Iraqi President Saddam Hussein says he's ready to go to war using one of his most effective weapons: oil.
Saddam has indicated that he's ready to turn off the taps to use crude as a weapon to punish countries supporting Israel, and has told other Arab nations to follow his lead in an escalating war of words.
"It's a disgrace on all Arabs and believers everywhere in the world if they don't help their Palestinian brothers in their battle," Saddam told his ruling Ba'ath Party in a speech Sunday night before the directive to Arab nations. "If Arabs want to put an end to Zionism, they are able to do so in 24 hours."
Iraq pumps out 200,000 barrels of oil a day and is the fifth-largest producer of oil for the United States despite sanctions that allow Iraq to sell only enough oil to pay for humanitarian and medical relief for its citizens.
"Saddam Hussein has made similar threats in the past and has not followed through. It's a little bit like the little boy who cried wolf," said Erik Gustafson, an Iraqi policy expert.
"This is a desperate attempt on his part to stay in power. Ultimately, it's not going to work and within 12 months, Saddam Hussein is going to be out, and I think he's going to be in his equivalent of paradise, he['s] not going to be on this Earth," forecast Forbes magazine publisher Steve Forbes.
If Saddam were to succeed in such a push, the impact could devastate the U.S. economy. Oil prices would skyrocket, gas lines would return and President Bush could imagine a future like that of Jimmy Carter, whose presidency sank in the midst of a 1979 oil crisis.
World markets are already vulnerable to changes in supply because OPEC recently cut production by 1.5 million barrels a day. The price of crude jumped above $27 a barrel. That's a 50 percent hike since the beginning of the year.
Markets, however, do fear a repeat of the economically devastating 1970's gas lines when OPEC imposed an oil embargo on the United States because of U.S. support for Israel during the Middle East conflicts in 1973.

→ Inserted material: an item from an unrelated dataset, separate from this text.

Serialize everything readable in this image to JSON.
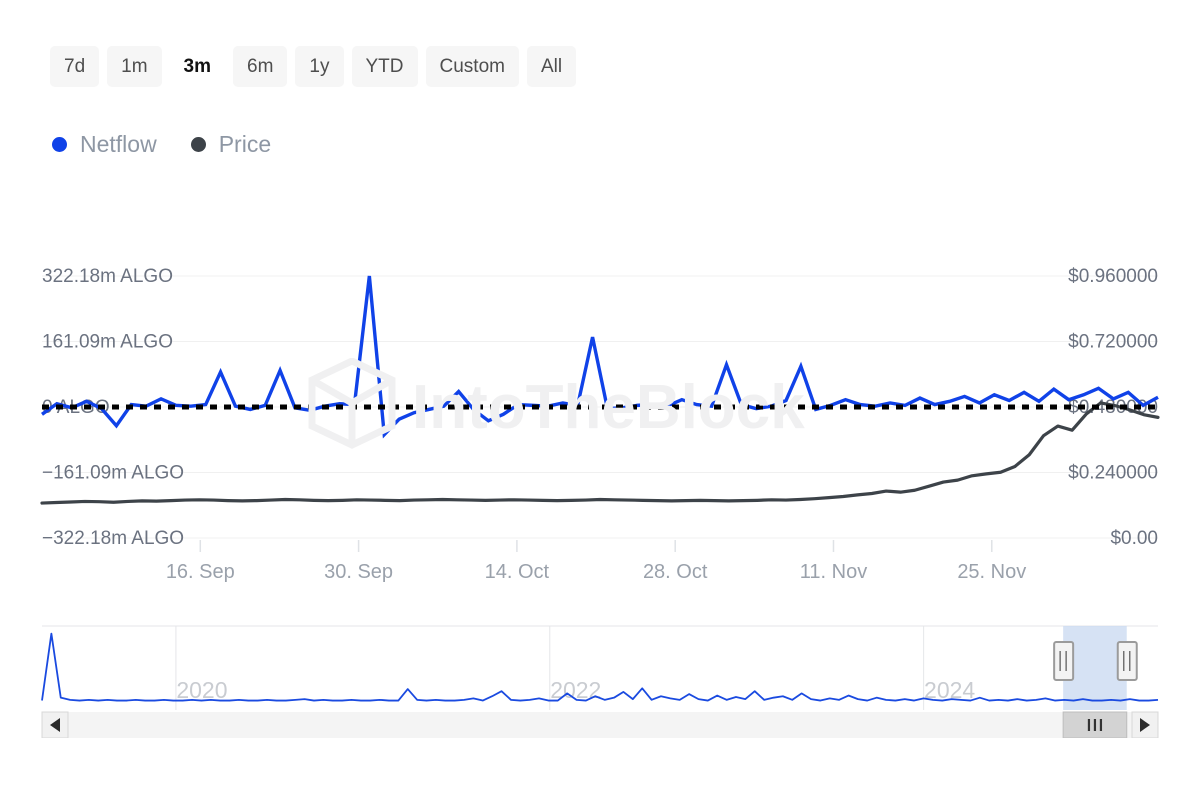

But this time around, oil industry experts say Saddam's going to have a harder time rallying the oil-producing troops.
"Most oil-producing nations within OPEC will not use oil as a weapon. It will be a weapon of last resort as far as they're concerned," said Phil Flynn of Alaron Trading.
"The real question is: Does an embargo go along with an output reduction by OPEC? But let's remember something about Saudi Arabia. They export around 1.7 million-1.8 million barrels of oil a day to the U.S. About a third of that goes to a half-owned refining system. They're half owner so are they going to embargo their own refining system?" asked John Kingston, Platts' global director of oil.
Just the threat of further unrest in the area destabilizes crude markets. Saddam's words could have an impact on prices just by talking loudly and holding a big oil reserve.
"The significant part of all this, however, is that it has really come to the point that Saddam can make a statement like this and that it doesn't fall on deaf ears," said Samer Shehata, a professor of Middle Eastern Studies at Georgetown University.